- Homebase data signal a solid increase in payrolls; the St. Louis Fed model tracks only household jobs.
- We expect a government shutdown will be averted by a continuing resolution, with no debt ceiling fix.
- Activity in the discretionary consumer services sector is beginning to re-rebound as Delta cases plunge.
- Home sales are nudging back up; pending sales likely rose in August, outperforming the mortgage data.
- Fiscal policy for next year could be a great deal clearer by the end of this week...
- ...The "tightening" as the deficit drops in fiscal 2022 is not what it seems; the private sector is cash-rich..
- The trade deficit likely dropped sharply in August; imports were slowed by China's port closure.
- Core capital goods orders are the best immediate proxy for business capex; strong growth continues.
- The rebound in mortgage applications and home sales continues after the H1 slump...
- Covid fear, lower rates, and easier lending standards are all helping to push up activity; more to come?
- The FOMC is on course to taper in November, provid- ed markets aren't in turmoil over the debt ceiling.

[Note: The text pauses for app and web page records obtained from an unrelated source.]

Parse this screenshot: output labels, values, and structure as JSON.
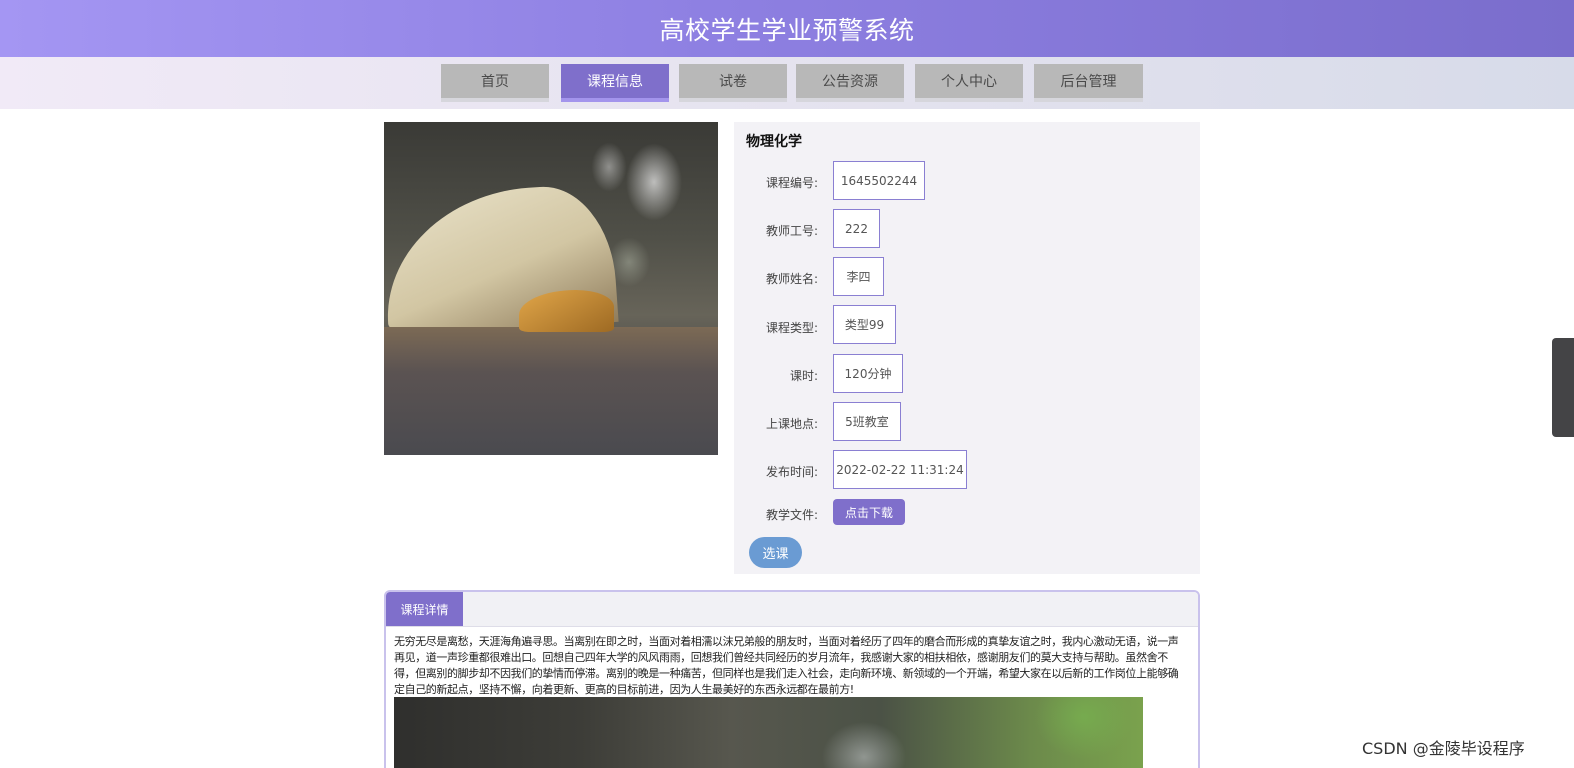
{
  "header": {
    "title": "高校学生学业预警系统"
  },
  "nav": {
    "items": [
      {
        "label": "首页"
      },
      {
        "label": "课程信息",
        "active": true
      },
      {
        "label": "试卷"
      },
      {
        "label": "公告资源"
      },
      {
        "label": "个人中心"
      },
      {
        "label": "后台管理"
      }
    ]
  },
  "course": {
    "name": "物理化学",
    "fields": [
      {
        "label": "课程编号:",
        "value": "1645502244"
      },
      {
        "label": "教师工号:",
        "value": "222"
      },
      {
        "label": "教师姓名:",
        "value": "李四"
      },
      {
        "label": "课程类型:",
        "value": "类型99"
      },
      {
        "label": "课时:",
        "value": "120分钟"
      },
      {
        "label": "上课地点:",
        "value": "5班教室"
      },
      {
        "label": "发布时间:",
        "value": "2022-02-22 11:31:24"
      }
    ],
    "file_label": "教学文件:",
    "download_label": "点击下载",
    "select_label": "选课"
  },
  "detail": {
    "tab_label": "课程详情",
    "text": "无穷无尽是离愁，天涯海角遍寻思。当离别在即之时，当面对着相濡以沫兄弟般的朋友时，当面对着经历了四年的磨合而形成的真挚友谊之时，我内心激动无语，说一声再见，道一声珍重都很难出口。回想自己四年大学的风风雨雨，回想我们曾经共同经历的岁月流年，我感谢大家的相扶相依，感谢朋友们的莫大支持与帮助。虽然舍不得，但离别的脚步却不因我们的挚情而停滞。离别的晚是一种痛苦，但同样也是我们走入社会，走向新环境、新领域的一个开端，希望大家在以后新的工作岗位上能够确定自己的新起点，坚持不懈，向着更新、更高的目标前进，因为人生最美好的东西永远都在最前方!"
  },
  "watermark": "CSDN @金陵毕设程序"
}
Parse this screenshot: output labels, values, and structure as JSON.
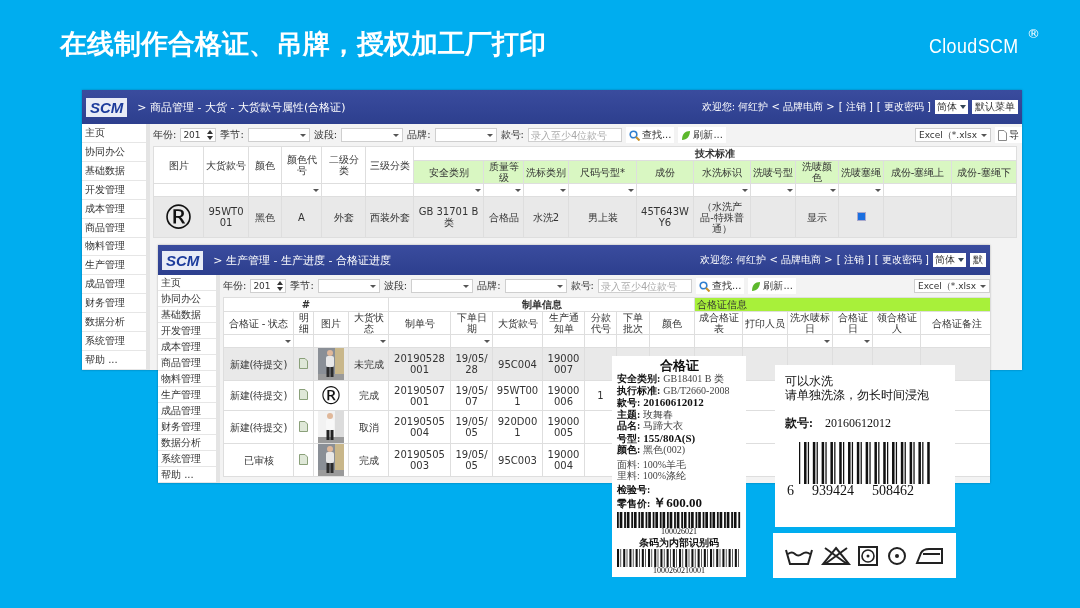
{
  "slide": {
    "title": "在线制作合格证、吊牌，授权加工厂打印",
    "brand": "CloudSCM",
    "brand_mark": "®"
  },
  "windows": [
    {
      "logo": "SCM",
      "breadcrumb": "> 商品管理 - 大货 - 大货款号属性(合格证)",
      "welcome": "欢迎您: 何红护 < 品牌电商 >",
      "links": [
        "[ 注销 ]",
        "[ 更改密码 ]"
      ],
      "language": "简体",
      "menu": "默认菜单",
      "sidebar": [
        "主页",
        "协同办公",
        "基础数据",
        "开发管理",
        "成本管理",
        "商品管理",
        "物料管理",
        "生产管理",
        "成品管理",
        "财务管理",
        "数据分析",
        "系统管理",
        "帮助 ..."
      ],
      "toolbar": {
        "fields": [
          {
            "label": "年份:",
            "kind": "spinner",
            "value": "201"
          },
          {
            "label": "季节:",
            "kind": "select"
          },
          {
            "label": "波段:",
            "kind": "select"
          },
          {
            "label": "品牌:",
            "kind": "select"
          },
          {
            "label": "款号:",
            "kind": "text",
            "placeholder": "录入至少4位款号"
          }
        ],
        "buttons": [
          "查找...",
          "刷新..."
        ],
        "export": "Excel（*.xlsx",
        "export_button": "导"
      },
      "groups": [
        {
          "kind": "plain",
          "columns": [
            {
              "label": "图片",
              "dropdown": false
            },
            {
              "label": "大货款号",
              "dropdown": false
            },
            {
              "label": "颜色",
              "dropdown": false
            },
            {
              "label": "颜色代号",
              "dropdown": true
            },
            {
              "label": "二级分类",
              "dropdown": false
            },
            {
              "label": "三级分类",
              "dropdown": false
            }
          ]
        },
        {
          "kind": "tinted-columns",
          "label": "技术标准",
          "columns": [
            {
              "label": "安全类别",
              "dropdown": true
            },
            {
              "label": "质量等级",
              "dropdown": true
            },
            {
              "label": "洗标类别",
              "dropdown": true
            },
            {
              "label": "尺码号型*",
              "dropdown": true
            },
            {
              "label": "成份",
              "dropdown": false
            },
            {
              "label": "水洗标识",
              "dropdown": true
            },
            {
              "label": "洗唛号型",
              "dropdown": true
            },
            {
              "label": "洗唛颜色",
              "dropdown": true
            },
            {
              "label": "洗唛塞绳",
              "dropdown": true
            },
            {
              "label": "成份-塞绳上",
              "dropdown": false
            },
            {
              "label": "成份-塞绳下",
              "dropdown": false
            }
          ]
        }
      ],
      "rows": [
        {
          "selected": true,
          "cells": [
            {
              "kind": "symbol",
              "text": "®"
            },
            "95WT001",
            "黑色",
            "A",
            "外套",
            "西装外套",
            "GB 31701 B类",
            "合格品",
            "水洗2",
            "男上装",
            "45T643WY6",
            "（水洗产品-特殊普通）",
            null,
            "显示",
            {
              "kind": "checkbox",
              "checked": true
            },
            null,
            null
          ]
        }
      ]
    },
    {
      "logo": "SCM",
      "breadcrumb": "> 生产管理 - 生产进度 - 合格证进度",
      "welcome": "欢迎您: 何红护 < 品牌电商 >",
      "links": [
        "[ 注销 ]",
        "[ 更改密码 ]"
      ],
      "language": "简体",
      "menu": "默",
      "sidebar": [
        "主页",
        "协同办公",
        "基础数据",
        "开发管理",
        "成本管理",
        "商品管理",
        "物料管理",
        "生产管理",
        "成品管理",
        "财务管理",
        "数据分析",
        "系统管理",
        "帮助 ..."
      ],
      "toolbar": {
        "fields": [
          {
            "label": "年份:",
            "kind": "spinner",
            "value": "201"
          },
          {
            "label": "季节:",
            "kind": "select"
          },
          {
            "label": "波段:",
            "kind": "select"
          },
          {
            "label": "品牌:",
            "kind": "select"
          },
          {
            "label": "款号:",
            "kind": "text",
            "placeholder": "录入至少4位款号"
          }
        ],
        "buttons": [
          "查找...",
          "刷新..."
        ],
        "export": "Excel（*.xlsx"
      },
      "groups": [
        {
          "kind": "plain-labelled",
          "label": "#",
          "columns": [
            {
              "label": "合格证 - 状态",
              "dropdown": true
            },
            {
              "label": "明细",
              "dropdown": false
            },
            {
              "label": "图片",
              "dropdown": false
            },
            {
              "label": "大货状态",
              "dropdown": true
            }
          ]
        },
        {
          "kind": "plain-labelled",
          "label": "制单信息",
          "columns": [
            {
              "label": "制单号",
              "dropdown": false
            },
            {
              "label": "下单日期",
              "dropdown": true
            },
            {
              "label": "大货款号",
              "dropdown": false
            },
            {
              "label": "生产通知单",
              "dropdown": false
            },
            {
              "label": "分款代号",
              "dropdown": false
            },
            {
              "label": "下单批次",
              "dropdown": false
            },
            {
              "label": "颜色",
              "dropdown": false
            }
          ]
        },
        {
          "kind": "highlight",
          "label": "合格证信息",
          "columns": [
            {
              "label": "成合格证表",
              "dropdown": false
            },
            {
              "label": "打印人员",
              "dropdown": false
            },
            {
              "label": "洗水唛标日",
              "dropdown": true
            },
            {
              "label": "合格证日",
              "dropdown": true
            },
            {
              "label": "领合格证人",
              "dropdown": false
            },
            {
              "label": "合格证备注",
              "dropdown": false
            }
          ]
        }
      ],
      "rows": [
        {
          "selected": true,
          "cells": [
            "新建(待提交)",
            {
              "kind": "doc-icon"
            },
            {
              "kind": "picture"
            },
            "未完成",
            "20190528001",
            "19/05/28",
            "95C004",
            "19000007",
            null,
            null,
            null,
            null,
            null,
            null,
            null,
            null,
            null
          ]
        },
        {
          "selected": false,
          "cells": [
            "新建(待提交)",
            {
              "kind": "doc-icon"
            },
            {
              "kind": "symbol",
              "text": "®"
            },
            "完成",
            "20190507001",
            "19/05/07",
            "95WT001",
            "19000006",
            "1",
            null,
            null,
            null,
            null,
            null,
            null,
            null,
            null
          ]
        },
        {
          "selected": false,
          "cells": [
            "新建(待提交)",
            {
              "kind": "doc-icon"
            },
            {
              "kind": "picture"
            },
            "取消",
            "20190505004",
            "19/05/05",
            "920D001",
            "19000005",
            null,
            null,
            null,
            null,
            null,
            null,
            null,
            null,
            null
          ]
        },
        {
          "selected": false,
          "cells": [
            "已审核",
            {
              "kind": "doc-icon"
            },
            {
              "kind": "picture"
            },
            "完成",
            "20190505003",
            "19/05/05",
            "95C003",
            "19000004",
            null,
            null,
            null,
            null,
            null,
            null,
            null,
            null,
            null
          ]
        }
      ]
    }
  ],
  "certificate": {
    "title": "合格证",
    "fields": [
      {
        "label": "安全类别:",
        "value": "GB18401 B 类",
        "kind": "small"
      },
      {
        "label": "执行标准:",
        "value": "GB/T2660-2008",
        "kind": "small"
      },
      {
        "label": "款号:",
        "value": "20160612012",
        "kind": "large"
      },
      {
        "label": "主题:",
        "value": "玫舞春",
        "kind": "small"
      },
      {
        "label": "品名:",
        "value": "马蹄大衣",
        "kind": "small"
      },
      {
        "label": "号型:",
        "value": "155/80A(S)",
        "kind": "large"
      },
      {
        "label": "颜色:",
        "value": "黑色(002)",
        "kind": "small"
      }
    ],
    "materials": [
      {
        "label": "面料:",
        "value": "100%羊毛"
      },
      {
        "label": "里料:",
        "value": "100%涤纶"
      }
    ],
    "inspection_label": "检验号:",
    "price_label": "零售价:",
    "price": "￥600.00",
    "barcode_number": "100026021",
    "barcode_note": "条码为内部识别码",
    "barcode_number_2": "1000260210001"
  },
  "hang_tag": {
    "lines": [
      "可以水洗",
      "请单独洗涤，勿长时间浸泡"
    ],
    "style_label": "款号:",
    "style_number": "20160612012",
    "barcode_digits": [
      "6",
      "939424",
      "508462"
    ]
  },
  "care_label": {
    "symbols": [
      {
        "kind": "wash"
      },
      {
        "kind": "no-bleach"
      },
      {
        "kind": "tumble-dry"
      },
      {
        "kind": "dry-clean"
      },
      {
        "kind": "iron"
      }
    ]
  }
}
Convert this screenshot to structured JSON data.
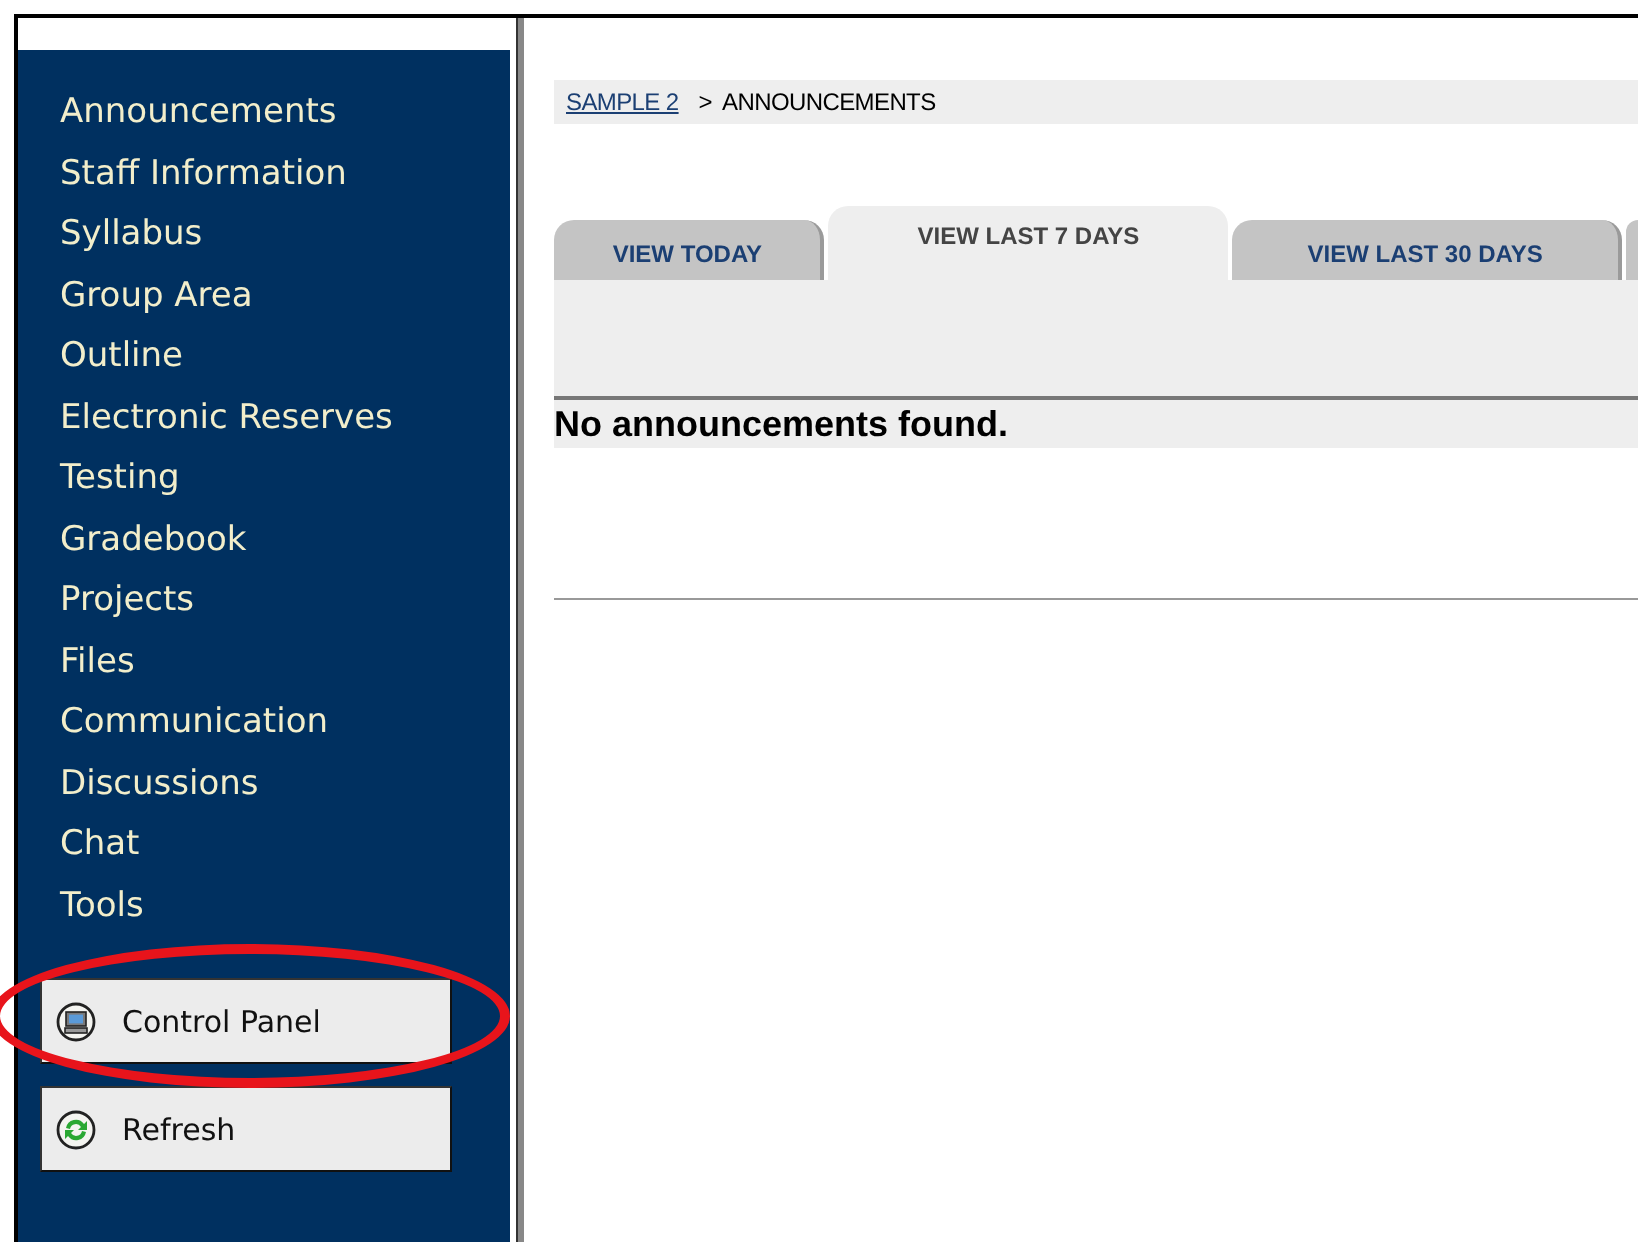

- The Fed's new economic forecasts are much more realistic, but FOMC opinions are spread widely.
- Chair Powell remains confident that inflation will be contained; upward forecast revisions are no big deal.
- The FOMC and Chair Powell appear prepared to signal that tapering will start in December.
- Expect more dots for a 2022 rate hike, but the median forecast likely will still be for the first move in 2023.
- Existing home sales are falling slowly, while inventory is rising; price gains are slowing.
The macro case for tapering now is strong, but it ig- nores the wider, and more problematic, context.
We expect the Fed to signal that tapering likely will start in November, Delta/debt ceiling permitting.
Homebuilders are responding to weaker demand after the fading of the Covid-driven flight to the suburbs.
- Delta waves are brutal but relatively short; U.S. daily Covid cases should peak by the end of August.
- The interruption to the economic recovery should not last beyond September; behavior will lag the data.
- Home price gains are slowing sharply as inventory rises and demand returns to pre-Covid levels.
We find ourselves at odds with a couple of ideas gaining currency among the commentariat, namely, that markets are becoming less worried about inflation risk, and that the rise in oil prices will materially slow the rate of U.S. economic growth.